Albertsons Cos. said it will work with its suppliers toward a goal of sourcing only cage-free eggs for its stores by 2025, depending on available supply. The Boise, Idaho-based company is among the first and largest conventional grocers to make such a commitment, citing animal welfare and customer concerns.
Last month, Carlisle, Pa.-based Ahold USA committed to carrying only cage-free private label eggs by 2022, and Westborough, Mass.-based BJ's Wholesale Club said it would transition its entire supply of whole-shell eggs from cage-free farms by that year as well. On the supplier side, Kraft Heinz and The Schwan Food Co. are the latest companies to make such pledges; Kraft Heinz aims to source 100 percent cage-free eggs in North America by 2025, while Schwan is on track to complete the changeover by 2020.
“We take our commitment to providing responsibly sourced products seriously, and that responsibility extends naturally into ensuring our suppliers uphold humane animal welfare practices,” noted Albertsons Chief Marketing and Merchandising Officer Shane Sampson. “The transition to cage-free eggs will help us continue to provide a great, humane product to our customers while ensuring that our suppliers have ample time to prepare their operations to meet increased demand from retailers.”
Albertsons sources product for more than 2,200 stores from vendors with track records of humane treatment toward animals in the food production system.
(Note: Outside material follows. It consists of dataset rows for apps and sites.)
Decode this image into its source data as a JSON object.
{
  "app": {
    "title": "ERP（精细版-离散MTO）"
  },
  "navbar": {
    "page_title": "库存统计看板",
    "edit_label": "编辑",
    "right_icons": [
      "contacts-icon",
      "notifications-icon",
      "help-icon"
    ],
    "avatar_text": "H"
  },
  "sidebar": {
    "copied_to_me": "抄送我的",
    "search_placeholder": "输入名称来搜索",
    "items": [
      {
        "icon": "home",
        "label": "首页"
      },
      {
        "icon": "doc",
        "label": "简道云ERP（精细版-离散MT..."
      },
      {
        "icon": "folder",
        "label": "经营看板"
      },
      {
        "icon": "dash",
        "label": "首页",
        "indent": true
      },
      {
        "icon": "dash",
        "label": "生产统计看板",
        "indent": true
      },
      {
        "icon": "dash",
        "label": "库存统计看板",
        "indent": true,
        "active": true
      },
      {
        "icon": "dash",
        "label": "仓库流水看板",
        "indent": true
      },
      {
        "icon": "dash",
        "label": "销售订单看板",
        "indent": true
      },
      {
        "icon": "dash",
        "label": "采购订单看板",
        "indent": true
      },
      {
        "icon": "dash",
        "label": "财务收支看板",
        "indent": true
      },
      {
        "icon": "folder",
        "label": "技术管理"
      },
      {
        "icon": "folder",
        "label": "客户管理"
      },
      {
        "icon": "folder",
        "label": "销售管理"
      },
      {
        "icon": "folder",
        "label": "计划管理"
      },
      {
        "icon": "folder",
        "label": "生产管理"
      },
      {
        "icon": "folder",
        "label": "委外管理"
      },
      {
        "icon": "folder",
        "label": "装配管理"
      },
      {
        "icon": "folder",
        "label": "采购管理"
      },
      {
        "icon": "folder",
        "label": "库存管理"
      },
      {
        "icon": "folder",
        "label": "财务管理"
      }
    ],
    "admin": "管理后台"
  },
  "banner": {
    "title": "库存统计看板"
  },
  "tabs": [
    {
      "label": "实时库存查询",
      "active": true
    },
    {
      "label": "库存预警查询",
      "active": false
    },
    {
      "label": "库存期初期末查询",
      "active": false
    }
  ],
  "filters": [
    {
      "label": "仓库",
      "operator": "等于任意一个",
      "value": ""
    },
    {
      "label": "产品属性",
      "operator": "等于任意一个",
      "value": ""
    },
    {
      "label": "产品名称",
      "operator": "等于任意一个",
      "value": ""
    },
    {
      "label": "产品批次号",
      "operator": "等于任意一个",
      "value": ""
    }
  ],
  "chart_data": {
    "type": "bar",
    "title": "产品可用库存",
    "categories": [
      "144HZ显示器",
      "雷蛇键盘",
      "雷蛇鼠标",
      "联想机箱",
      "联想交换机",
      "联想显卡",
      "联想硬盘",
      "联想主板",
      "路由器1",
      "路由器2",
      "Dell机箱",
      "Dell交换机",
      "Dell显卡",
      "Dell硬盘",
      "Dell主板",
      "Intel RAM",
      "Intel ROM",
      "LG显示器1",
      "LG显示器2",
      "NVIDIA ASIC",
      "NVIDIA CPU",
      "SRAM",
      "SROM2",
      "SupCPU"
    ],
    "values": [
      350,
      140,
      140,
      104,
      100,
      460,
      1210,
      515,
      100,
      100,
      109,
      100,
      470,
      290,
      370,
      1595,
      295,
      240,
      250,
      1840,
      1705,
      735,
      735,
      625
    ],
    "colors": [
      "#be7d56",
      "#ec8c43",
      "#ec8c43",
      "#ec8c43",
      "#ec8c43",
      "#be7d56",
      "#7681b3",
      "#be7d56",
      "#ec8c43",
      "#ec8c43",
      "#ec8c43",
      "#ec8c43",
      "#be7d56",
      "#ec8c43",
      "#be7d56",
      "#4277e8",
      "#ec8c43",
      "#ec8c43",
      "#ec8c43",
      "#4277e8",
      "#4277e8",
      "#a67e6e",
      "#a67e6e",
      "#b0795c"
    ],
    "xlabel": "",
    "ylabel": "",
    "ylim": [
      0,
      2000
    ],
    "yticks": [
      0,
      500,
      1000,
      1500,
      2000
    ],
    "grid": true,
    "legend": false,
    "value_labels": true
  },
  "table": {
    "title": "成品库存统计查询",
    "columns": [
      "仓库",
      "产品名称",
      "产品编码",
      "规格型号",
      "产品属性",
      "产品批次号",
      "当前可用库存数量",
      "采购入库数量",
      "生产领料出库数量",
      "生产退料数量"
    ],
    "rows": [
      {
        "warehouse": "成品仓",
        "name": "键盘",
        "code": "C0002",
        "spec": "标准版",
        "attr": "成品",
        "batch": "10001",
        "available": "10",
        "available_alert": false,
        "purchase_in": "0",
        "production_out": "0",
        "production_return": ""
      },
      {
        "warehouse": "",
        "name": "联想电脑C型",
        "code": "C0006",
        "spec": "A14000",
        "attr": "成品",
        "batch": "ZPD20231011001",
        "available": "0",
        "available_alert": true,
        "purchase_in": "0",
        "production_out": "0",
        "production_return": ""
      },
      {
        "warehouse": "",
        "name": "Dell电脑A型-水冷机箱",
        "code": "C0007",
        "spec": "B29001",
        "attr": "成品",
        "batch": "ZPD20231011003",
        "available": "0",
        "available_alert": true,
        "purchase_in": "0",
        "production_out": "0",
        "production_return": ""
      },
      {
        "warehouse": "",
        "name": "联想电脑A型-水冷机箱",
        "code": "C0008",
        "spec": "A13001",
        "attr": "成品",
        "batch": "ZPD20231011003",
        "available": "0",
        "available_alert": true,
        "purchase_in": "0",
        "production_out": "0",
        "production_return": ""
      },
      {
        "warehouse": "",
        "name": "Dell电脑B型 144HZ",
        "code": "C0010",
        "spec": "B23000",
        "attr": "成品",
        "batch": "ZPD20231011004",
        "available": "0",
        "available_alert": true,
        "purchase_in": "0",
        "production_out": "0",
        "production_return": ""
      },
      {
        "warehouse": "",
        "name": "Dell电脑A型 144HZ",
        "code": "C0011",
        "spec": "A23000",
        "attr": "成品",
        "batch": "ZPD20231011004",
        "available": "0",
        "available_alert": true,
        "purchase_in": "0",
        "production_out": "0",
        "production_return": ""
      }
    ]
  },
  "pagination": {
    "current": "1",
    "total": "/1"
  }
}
The company has worked over several years to expand its egg varieties, including organic, free-range and cage-free options.
The company operates stores in 35 states and the District of Columbia under 18 banners, among them Albertsons, Safeway, Vons, Jewel-Osco, Shaw’s, Acme, Tom Thumb, Randalls, United Supermarkets, Pavilions, Star Market and Carrs.